In the winter when we have fresh snow combined with a full moon I don't have to wear a headlamp to see my dogs in the yard at night. In the following Minute Physics video we learn why the full moon appears brighter in the winter.

Media Literacy & Fake News - A Lesson Plan

C-SPAN Classroom has a new lesson plan that is quite timely given all of the recent stories about fake news stories created and shared through social media. Media Literacy & Fake News is a free lesson plan that is based on five C-SPAN videos featuring authors and other experts talking about the role of media in influencing how people think about political topics. The last video in the lesson plan features writers from The Onion talking about why they're disappointed when people believe their stories are real.


Media Literacy & Fake News can be viewed on the C-SPAN website or as a Google Doc here.

This lesson plan could easily be expanded by asking students to identify fake news stories that are circulating in their own social media echo chambers.

Three Ways to Create Multimedia Year-in-Review Timelines

The year is almost over and for many of us this is a time to look back at the year. Creating a year-in-review is a great way to celebrate our successes and learn from our failures. Creating a multimedia timeline is one way that your students can structure a year-in-review. They can make personal year-in-review timelines or make a timeline to review the biggest news stories of the year. The following three tools all provide a good way to create multimedia timelines.

The History Project provides a fantastic platform for creating personal year-in-review timelines. The History Project lets you upload your own pictures or import pictures from social networks to add to your timeline. Each event on your timeline can include multiple pictures. After adding a picture to a timeline event you can record audio to add to that event. You also have the option to upload an existing audio recording. Of course, like any good time tool, The History Project lets you write in notes, dates, and locations. When you write in a location a Google Map of that location is added to your timeline event. A video overview of The History Project can be seen on my YouTube channel.

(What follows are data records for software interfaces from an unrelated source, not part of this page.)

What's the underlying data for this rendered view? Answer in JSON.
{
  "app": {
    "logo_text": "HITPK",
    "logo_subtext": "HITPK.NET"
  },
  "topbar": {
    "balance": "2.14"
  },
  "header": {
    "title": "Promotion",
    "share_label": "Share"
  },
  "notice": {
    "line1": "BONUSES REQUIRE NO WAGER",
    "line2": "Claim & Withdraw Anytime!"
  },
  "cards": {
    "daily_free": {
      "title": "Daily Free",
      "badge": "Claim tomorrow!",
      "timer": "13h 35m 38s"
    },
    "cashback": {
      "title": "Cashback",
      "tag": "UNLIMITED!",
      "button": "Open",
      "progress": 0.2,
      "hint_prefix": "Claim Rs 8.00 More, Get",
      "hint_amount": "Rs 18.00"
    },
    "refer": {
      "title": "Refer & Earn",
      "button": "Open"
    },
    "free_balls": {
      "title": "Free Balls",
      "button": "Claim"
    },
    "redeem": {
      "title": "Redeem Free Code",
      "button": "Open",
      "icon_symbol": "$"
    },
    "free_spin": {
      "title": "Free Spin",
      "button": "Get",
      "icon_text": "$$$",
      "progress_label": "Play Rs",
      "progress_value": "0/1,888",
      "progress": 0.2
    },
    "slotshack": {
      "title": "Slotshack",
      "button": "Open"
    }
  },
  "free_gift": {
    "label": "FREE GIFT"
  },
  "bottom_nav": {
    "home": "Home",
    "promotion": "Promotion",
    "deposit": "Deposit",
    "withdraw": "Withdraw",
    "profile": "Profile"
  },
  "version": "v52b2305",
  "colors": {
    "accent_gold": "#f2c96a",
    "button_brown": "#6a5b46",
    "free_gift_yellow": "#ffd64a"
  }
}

Timeline JS offers nearly unlimited flexibility for including media in a timeline. Timeline JS timelines can include pictures, videos, audio files, and maps. Students can collaborate on the creation of multimedia timelines published through Timeline JS. The video embedded below provides an overview of how to use Timeline JS.


Read Write Think's timeline creation tool is a great choice for elementary school settings. Students don't have to create accounts in order to use the tool. It can be used on Chromebooks, laptops of all varieties, iPads, and Android tablets. The only limitation to it is that students can only use pictures and text in their timelines.



More ideas and directions for developing and using multimedia timelines will be shared in Teaching History With Technology starting in January.